The classic definition of an economist is someone who is trained to evaluate alternative uses of scarce resources. Recently a genuine professional has begun blogging, and it isn't good news for those formerly respected in the profession, who have moved on to partisan hackery (albeit, well paid hackery).
Professor Samwick has three posts skewering the NY Times resident former economist for truly unprofessional analysis propagated upon the ignorant readership of that paper. It is well deserved criticism, and simply unanswerable (though that hasn't stopped some from trying).
Today's Krugman column will offer Samwick another opportunity. As it does the Fly Under the Bridge Academy. It begins by criticizing George W. Bush for being unrealistic about the federal budget, and then makes a comparison:

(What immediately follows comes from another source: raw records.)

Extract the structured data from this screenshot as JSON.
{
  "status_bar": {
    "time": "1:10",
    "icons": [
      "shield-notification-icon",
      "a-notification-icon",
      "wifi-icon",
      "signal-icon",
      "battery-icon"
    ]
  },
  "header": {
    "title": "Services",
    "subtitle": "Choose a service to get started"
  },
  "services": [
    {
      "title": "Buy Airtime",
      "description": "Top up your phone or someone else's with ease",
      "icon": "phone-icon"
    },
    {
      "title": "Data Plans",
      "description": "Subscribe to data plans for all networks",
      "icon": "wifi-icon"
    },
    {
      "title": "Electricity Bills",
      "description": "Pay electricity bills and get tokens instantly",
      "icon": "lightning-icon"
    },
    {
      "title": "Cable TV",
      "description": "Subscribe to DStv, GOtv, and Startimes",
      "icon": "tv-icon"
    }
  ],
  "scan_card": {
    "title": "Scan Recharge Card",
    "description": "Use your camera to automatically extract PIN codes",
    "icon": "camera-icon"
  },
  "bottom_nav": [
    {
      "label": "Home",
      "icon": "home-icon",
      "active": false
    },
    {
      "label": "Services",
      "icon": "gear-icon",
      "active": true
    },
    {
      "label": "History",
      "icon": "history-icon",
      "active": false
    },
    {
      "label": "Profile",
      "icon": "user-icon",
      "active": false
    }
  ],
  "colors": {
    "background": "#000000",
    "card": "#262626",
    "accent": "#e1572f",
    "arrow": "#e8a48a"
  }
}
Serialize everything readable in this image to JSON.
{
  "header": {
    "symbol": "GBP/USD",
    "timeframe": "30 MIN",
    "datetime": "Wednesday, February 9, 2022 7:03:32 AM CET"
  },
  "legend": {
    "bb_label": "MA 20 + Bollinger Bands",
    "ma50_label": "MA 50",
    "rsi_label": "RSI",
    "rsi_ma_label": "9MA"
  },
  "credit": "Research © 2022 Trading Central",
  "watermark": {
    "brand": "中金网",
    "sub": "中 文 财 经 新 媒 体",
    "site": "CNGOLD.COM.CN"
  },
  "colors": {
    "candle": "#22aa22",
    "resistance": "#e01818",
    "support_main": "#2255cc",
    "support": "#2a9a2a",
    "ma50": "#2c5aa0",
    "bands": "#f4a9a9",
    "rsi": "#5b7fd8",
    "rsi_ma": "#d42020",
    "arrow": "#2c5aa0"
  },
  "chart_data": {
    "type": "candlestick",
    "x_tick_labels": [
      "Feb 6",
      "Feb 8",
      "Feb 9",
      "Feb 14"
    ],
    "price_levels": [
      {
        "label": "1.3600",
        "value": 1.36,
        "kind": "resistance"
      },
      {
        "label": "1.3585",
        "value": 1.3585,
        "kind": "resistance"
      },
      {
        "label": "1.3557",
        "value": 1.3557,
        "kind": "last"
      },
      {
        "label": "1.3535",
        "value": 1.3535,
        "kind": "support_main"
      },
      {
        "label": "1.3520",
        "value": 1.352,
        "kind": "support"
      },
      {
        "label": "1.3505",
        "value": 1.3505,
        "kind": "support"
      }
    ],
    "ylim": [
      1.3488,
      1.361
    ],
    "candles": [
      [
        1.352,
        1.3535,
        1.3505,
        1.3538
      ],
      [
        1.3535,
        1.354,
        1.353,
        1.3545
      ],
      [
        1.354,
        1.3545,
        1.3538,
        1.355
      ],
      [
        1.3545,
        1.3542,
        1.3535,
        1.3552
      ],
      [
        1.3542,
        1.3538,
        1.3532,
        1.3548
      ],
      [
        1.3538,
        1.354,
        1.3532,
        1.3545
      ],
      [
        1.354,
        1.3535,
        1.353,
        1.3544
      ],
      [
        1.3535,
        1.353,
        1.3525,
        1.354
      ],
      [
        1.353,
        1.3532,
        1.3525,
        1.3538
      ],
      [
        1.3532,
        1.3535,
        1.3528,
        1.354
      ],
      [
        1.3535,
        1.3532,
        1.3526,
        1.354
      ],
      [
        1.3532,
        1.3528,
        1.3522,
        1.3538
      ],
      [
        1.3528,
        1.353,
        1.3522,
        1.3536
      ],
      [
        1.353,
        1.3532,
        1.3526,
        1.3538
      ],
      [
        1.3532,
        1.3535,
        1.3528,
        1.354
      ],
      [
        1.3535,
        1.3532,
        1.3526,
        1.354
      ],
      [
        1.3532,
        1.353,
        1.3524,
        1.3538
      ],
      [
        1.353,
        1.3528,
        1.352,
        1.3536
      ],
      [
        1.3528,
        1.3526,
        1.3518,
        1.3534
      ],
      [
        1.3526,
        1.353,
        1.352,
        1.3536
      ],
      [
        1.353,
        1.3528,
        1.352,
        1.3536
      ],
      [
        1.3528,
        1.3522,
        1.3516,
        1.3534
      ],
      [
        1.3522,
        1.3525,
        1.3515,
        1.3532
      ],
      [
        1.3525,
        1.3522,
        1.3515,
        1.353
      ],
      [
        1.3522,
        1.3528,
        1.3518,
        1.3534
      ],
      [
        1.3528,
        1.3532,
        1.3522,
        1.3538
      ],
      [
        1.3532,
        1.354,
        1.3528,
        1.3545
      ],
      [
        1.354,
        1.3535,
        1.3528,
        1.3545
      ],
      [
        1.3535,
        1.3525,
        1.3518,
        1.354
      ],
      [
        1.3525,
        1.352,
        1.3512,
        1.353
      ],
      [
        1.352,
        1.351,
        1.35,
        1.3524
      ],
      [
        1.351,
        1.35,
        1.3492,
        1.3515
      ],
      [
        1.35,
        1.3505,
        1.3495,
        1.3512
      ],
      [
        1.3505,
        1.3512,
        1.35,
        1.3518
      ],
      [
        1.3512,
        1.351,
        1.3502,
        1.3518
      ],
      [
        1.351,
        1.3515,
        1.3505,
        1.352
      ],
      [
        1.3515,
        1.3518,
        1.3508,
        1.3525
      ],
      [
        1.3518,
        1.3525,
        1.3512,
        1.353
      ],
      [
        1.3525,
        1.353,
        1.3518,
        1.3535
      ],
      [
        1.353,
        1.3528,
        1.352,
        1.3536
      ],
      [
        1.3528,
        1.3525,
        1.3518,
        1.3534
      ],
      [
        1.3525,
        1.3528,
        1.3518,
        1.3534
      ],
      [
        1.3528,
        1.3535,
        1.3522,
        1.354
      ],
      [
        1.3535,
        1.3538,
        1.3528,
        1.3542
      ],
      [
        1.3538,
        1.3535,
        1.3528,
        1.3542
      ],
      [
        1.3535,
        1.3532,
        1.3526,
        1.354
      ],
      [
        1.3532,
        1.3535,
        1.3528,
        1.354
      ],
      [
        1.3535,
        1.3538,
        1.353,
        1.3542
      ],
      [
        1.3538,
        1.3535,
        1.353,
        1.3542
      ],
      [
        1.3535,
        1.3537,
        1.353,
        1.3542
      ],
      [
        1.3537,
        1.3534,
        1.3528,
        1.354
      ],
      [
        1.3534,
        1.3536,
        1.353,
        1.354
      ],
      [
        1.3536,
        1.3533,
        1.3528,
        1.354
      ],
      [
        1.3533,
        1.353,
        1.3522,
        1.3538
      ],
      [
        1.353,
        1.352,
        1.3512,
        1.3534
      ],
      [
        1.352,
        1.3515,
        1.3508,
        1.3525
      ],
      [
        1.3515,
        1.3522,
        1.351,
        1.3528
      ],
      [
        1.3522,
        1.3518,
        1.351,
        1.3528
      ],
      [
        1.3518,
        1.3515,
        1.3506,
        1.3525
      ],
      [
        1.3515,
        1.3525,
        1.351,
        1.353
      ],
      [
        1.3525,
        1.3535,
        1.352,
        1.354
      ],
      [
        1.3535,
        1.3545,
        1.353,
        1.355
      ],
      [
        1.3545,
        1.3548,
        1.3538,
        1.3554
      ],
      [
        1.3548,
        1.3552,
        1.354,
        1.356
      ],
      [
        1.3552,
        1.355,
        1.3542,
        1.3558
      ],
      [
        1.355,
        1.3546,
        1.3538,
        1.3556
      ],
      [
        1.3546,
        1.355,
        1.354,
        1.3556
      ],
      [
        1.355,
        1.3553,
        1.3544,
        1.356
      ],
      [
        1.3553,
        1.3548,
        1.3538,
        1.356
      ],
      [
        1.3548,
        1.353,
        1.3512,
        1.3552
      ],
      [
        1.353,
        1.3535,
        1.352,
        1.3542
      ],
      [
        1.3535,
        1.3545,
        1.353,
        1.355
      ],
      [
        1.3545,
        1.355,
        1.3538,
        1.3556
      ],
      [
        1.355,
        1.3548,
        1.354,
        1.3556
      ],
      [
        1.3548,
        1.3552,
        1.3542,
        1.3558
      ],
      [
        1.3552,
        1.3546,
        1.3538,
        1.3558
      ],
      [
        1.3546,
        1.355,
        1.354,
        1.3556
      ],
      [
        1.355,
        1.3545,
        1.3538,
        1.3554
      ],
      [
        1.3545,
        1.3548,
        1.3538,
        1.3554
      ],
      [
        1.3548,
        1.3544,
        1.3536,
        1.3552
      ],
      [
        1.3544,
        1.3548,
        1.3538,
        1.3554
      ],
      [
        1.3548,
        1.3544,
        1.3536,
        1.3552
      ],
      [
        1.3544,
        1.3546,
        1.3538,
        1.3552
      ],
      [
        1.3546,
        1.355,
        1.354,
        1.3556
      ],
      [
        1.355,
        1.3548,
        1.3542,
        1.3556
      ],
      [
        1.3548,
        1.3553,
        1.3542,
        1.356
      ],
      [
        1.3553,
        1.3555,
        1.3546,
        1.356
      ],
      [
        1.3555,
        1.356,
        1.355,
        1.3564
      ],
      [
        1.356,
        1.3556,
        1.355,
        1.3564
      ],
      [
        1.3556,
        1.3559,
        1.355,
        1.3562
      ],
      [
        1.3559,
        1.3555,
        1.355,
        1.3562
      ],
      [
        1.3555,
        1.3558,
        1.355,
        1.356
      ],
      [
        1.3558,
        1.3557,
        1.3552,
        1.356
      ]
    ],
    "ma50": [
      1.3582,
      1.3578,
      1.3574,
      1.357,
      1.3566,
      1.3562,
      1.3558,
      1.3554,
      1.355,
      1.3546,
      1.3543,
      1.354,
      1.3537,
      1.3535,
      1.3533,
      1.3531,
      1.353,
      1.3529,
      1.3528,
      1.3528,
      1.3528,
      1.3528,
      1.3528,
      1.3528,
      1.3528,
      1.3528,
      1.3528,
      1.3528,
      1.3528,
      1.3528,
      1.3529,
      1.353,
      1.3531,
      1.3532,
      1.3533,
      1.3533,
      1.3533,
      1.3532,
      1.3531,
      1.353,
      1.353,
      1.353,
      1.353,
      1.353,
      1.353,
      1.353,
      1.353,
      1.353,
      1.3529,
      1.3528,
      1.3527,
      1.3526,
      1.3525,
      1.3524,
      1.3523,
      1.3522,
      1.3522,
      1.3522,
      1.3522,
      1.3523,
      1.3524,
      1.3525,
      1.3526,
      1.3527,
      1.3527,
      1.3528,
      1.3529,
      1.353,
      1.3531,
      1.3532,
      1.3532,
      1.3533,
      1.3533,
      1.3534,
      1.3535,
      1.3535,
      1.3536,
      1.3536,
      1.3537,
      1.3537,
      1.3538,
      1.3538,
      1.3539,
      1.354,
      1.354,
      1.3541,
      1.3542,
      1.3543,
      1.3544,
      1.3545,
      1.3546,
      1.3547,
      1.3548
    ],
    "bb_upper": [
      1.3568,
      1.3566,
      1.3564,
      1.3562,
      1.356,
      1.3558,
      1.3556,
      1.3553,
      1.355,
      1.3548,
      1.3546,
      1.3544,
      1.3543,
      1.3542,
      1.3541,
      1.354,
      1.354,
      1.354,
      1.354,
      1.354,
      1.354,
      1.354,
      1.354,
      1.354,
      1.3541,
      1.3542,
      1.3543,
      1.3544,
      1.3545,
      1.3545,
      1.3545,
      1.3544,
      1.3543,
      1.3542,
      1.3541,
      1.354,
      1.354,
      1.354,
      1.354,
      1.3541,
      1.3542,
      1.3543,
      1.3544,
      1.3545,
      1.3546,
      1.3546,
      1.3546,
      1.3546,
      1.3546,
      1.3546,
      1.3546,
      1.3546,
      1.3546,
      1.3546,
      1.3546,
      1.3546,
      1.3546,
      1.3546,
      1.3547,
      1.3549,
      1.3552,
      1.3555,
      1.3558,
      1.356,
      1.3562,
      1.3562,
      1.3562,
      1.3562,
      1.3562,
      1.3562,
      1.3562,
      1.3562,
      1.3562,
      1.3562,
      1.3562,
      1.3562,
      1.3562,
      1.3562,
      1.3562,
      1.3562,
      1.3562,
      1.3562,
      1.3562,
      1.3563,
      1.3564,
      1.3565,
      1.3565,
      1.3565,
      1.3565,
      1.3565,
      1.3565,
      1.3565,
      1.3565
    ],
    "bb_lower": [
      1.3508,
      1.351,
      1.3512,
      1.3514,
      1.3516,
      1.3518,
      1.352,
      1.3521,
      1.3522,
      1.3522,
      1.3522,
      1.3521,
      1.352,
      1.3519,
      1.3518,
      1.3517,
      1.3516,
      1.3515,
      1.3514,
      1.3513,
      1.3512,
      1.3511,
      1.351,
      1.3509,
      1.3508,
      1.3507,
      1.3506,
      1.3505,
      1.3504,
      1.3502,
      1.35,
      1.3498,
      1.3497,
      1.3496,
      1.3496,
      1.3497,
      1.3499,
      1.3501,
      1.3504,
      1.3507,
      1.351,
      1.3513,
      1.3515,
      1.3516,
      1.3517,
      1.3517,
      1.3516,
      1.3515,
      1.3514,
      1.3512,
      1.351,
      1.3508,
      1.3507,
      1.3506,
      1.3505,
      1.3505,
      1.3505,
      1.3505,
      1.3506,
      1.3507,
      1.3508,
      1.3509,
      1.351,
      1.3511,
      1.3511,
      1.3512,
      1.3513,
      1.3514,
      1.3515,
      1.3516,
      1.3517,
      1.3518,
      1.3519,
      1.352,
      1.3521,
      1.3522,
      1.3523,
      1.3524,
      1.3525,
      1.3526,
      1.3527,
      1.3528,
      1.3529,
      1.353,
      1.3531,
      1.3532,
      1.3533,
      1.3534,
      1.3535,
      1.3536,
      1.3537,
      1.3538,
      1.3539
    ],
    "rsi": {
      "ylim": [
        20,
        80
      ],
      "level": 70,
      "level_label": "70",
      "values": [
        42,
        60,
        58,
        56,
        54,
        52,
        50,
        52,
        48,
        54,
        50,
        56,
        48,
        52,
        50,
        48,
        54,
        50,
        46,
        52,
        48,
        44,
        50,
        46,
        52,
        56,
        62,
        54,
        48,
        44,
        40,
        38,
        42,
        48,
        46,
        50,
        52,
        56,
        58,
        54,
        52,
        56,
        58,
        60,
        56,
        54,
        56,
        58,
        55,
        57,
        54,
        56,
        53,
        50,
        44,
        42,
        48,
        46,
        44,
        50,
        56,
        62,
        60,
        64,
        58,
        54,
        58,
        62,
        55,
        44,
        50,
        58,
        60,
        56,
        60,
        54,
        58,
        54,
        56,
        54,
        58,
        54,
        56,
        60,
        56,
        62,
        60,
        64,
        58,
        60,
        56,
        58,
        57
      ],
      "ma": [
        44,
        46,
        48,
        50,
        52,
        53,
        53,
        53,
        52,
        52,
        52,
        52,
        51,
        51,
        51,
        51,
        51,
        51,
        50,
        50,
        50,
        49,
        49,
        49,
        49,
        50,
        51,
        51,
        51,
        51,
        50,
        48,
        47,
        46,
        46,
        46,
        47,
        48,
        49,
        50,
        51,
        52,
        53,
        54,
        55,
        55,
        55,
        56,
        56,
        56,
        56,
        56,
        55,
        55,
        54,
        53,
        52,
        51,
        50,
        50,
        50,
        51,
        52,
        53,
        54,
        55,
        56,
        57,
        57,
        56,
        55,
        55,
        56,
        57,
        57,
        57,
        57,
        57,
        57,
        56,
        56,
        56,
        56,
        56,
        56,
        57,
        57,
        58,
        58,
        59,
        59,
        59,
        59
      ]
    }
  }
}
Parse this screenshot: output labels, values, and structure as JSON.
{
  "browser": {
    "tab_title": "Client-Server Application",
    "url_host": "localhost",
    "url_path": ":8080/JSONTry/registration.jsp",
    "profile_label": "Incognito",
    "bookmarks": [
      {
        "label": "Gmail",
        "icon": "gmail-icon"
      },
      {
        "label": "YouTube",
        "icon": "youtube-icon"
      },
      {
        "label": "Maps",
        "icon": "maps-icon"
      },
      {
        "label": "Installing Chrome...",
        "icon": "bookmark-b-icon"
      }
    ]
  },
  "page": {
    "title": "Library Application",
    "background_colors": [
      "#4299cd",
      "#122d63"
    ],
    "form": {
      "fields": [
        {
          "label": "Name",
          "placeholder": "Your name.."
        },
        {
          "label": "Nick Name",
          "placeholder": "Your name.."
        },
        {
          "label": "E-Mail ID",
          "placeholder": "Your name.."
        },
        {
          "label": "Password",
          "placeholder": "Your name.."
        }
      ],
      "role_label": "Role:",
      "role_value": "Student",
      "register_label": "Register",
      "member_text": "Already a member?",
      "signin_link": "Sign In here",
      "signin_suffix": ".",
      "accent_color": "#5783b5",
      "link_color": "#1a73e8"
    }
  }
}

It's exactly the same when it comes to the draft. Mr. Bush's claim that we don't need any expansion in our military is patently unrealistic; it ignores the severe stress our Army is already under. And the experience in Iraq shows that pursuing his broader foreign policy doctrine - the "Bush doctrine" of pre-emptive war - would require much larger military forces than we now have.
Which is a textbook example of the logical fallacy of the false analogy. Whether or not the United States needs to increase its military manpower, is beside the point. It's hard to believe Krugman is so stupid as not to realize this. As even a television newsman realizes it. We need to evaluate alternative methods increasing the military, to determine if it requires the reinstitution of the draft. And a brief look at the 30+ year history of our current all volunteer army makes Krugman's claim out to be every bit as bogus as his claims about the unemployment rate.
The draft was ended in 1973, along with the Vietnam war. At which time we downsized from the 3.5 million men and women in uniform at the peak of the fighting, to about 2.4 million by 1985. The implosion of the Soviet Union allowed George HW Bush to further reduce force levels to about 1.7 million by 1992. Bill Clinton further reduced it to about 1.4 million--which is where we are today.
And Paul Krugman's Kandidate is merely calling for an increase in force of 40,000. In a country with approximately 50 million people in the prime soldiering ages 18-30. Does a professional economist really not understand that it would merely be a matter of increasing recruiting efforts and perhaps a slight increase in pay and benefits?
And if Bush really does want to expand the military to pre-Clintonian levels, that history strongly suggests that we can do it within the strictures of market forces? Hard to believe Krugman doesn't.